◆ **Exercise**
Copy each line below holding "this".

◆ **Input material**
========
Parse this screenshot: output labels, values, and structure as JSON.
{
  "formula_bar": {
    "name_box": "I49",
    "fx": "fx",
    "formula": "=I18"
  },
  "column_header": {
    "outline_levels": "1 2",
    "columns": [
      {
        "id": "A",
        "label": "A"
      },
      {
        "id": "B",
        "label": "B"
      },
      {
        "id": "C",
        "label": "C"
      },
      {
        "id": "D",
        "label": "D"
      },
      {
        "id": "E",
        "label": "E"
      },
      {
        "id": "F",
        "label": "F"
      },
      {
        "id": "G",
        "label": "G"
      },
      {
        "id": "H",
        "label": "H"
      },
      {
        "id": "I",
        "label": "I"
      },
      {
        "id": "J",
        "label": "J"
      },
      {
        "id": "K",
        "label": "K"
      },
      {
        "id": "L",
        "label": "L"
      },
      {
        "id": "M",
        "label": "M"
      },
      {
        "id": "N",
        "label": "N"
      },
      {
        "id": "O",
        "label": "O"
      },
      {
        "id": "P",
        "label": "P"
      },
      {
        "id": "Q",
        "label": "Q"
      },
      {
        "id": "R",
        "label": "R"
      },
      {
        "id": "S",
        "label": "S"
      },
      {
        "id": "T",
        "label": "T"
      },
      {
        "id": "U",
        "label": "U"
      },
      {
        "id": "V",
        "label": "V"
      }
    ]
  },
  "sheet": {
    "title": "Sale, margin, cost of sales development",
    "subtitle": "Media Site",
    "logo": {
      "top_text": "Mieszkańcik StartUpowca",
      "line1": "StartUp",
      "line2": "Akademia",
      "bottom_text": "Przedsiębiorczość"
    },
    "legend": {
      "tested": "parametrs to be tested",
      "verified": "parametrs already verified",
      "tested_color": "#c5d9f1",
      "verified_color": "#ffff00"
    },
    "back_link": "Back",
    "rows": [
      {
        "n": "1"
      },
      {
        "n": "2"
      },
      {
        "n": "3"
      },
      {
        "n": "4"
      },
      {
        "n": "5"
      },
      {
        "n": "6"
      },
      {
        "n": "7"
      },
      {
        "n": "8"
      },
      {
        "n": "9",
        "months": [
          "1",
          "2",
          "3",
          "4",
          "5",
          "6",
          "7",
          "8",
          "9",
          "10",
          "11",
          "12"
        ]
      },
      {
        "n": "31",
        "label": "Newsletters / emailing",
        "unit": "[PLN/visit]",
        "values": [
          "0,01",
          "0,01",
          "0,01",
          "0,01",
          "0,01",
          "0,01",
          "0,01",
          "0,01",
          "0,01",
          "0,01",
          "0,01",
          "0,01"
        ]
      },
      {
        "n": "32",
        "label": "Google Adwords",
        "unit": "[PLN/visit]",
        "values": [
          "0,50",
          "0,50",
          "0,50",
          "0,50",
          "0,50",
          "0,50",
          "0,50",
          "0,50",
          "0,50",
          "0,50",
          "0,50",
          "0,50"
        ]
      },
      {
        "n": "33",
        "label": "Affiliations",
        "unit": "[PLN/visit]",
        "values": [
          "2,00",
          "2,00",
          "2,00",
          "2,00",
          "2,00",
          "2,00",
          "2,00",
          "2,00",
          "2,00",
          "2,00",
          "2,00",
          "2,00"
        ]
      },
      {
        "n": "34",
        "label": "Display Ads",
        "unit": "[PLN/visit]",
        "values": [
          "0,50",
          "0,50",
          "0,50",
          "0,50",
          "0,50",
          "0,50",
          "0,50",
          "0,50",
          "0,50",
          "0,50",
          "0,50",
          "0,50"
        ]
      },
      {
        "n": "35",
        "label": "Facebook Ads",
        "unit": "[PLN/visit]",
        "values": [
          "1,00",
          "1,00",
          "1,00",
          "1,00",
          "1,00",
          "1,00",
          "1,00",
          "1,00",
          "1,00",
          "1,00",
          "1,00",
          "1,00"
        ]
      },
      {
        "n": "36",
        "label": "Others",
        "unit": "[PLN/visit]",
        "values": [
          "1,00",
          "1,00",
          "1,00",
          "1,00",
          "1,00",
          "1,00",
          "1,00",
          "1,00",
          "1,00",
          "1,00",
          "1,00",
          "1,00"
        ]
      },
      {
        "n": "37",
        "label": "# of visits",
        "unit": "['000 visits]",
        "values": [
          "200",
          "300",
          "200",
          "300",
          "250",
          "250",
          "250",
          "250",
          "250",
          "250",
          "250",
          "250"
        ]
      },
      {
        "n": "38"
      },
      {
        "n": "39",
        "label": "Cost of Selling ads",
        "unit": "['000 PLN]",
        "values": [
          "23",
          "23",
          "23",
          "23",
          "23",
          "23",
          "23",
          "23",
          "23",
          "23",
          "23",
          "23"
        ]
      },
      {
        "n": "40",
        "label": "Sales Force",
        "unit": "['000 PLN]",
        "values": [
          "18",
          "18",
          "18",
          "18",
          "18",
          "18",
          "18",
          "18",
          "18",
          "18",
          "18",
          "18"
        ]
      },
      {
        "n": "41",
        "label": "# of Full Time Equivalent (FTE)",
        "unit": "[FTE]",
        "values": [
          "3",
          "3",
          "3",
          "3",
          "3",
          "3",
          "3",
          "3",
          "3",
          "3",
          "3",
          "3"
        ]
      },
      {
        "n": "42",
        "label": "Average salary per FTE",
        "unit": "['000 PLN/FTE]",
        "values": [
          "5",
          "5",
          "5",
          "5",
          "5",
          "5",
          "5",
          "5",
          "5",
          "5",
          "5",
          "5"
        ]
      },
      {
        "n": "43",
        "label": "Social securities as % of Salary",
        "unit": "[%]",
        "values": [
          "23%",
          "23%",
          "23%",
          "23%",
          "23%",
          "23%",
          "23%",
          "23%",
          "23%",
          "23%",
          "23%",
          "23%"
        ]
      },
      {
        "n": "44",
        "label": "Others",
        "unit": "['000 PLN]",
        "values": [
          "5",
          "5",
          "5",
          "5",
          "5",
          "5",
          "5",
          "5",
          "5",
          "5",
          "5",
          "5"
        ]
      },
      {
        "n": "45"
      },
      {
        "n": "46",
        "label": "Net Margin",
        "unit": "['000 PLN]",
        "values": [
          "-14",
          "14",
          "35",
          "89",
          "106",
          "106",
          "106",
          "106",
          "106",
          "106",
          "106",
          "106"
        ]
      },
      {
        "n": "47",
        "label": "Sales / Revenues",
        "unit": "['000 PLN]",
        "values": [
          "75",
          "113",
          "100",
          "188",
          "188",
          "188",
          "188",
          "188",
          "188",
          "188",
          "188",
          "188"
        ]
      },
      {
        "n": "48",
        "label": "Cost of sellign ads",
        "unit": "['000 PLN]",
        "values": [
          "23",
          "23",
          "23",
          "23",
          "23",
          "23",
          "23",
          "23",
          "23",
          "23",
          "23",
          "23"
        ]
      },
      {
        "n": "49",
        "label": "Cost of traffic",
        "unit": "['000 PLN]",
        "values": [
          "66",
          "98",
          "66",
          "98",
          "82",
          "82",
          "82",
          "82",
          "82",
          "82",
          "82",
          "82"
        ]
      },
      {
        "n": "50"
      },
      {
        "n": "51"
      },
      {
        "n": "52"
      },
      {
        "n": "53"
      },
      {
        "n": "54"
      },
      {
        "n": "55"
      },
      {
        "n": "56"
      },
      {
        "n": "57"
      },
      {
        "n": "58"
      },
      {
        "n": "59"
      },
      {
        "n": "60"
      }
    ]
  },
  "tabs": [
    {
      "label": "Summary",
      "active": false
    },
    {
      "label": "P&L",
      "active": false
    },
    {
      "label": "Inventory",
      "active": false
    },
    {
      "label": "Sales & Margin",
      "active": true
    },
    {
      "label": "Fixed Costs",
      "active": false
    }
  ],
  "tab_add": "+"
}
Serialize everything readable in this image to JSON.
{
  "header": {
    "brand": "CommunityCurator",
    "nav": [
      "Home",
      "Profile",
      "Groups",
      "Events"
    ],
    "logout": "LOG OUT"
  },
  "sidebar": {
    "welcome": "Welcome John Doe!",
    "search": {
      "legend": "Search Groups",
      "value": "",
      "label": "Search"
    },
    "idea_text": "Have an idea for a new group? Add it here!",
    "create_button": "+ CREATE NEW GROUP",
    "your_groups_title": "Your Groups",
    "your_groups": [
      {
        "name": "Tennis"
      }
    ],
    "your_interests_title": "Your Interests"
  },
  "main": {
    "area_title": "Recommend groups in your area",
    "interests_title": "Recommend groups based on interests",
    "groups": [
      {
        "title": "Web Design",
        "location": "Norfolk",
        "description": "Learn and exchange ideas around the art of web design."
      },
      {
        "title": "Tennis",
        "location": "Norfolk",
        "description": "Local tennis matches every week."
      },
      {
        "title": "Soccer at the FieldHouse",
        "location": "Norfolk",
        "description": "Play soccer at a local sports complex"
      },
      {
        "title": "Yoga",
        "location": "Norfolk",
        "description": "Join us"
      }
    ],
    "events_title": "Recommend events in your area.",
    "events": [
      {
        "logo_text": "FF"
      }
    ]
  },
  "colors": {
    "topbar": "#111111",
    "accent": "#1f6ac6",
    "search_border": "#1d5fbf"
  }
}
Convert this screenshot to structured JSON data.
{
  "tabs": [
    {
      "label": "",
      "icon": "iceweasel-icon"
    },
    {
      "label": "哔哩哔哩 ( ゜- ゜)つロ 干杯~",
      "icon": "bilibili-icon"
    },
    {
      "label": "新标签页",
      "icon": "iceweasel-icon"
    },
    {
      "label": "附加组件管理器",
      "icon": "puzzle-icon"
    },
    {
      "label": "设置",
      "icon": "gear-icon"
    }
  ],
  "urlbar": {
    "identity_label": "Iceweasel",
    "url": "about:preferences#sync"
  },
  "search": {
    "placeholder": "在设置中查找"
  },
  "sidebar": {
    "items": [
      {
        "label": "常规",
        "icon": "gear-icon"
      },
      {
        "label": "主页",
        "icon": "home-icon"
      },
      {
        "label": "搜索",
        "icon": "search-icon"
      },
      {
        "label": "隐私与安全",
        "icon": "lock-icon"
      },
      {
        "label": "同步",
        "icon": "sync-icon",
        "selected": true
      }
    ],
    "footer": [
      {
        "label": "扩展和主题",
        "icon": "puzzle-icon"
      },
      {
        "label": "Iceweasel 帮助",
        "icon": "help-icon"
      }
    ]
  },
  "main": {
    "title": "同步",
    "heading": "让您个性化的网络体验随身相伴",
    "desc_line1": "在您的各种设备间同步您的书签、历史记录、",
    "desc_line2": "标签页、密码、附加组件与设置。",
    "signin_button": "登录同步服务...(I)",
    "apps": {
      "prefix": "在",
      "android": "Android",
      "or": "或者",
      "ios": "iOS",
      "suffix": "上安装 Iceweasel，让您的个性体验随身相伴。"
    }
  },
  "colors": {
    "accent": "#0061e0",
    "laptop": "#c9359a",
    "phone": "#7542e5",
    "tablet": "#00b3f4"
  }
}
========
◆ **Exercise result**
Parse this screenshot: output labels, values, and structure as JSON.
Serialize everything readable in this image to JSON.
Convert this screenshot to structured JSON data.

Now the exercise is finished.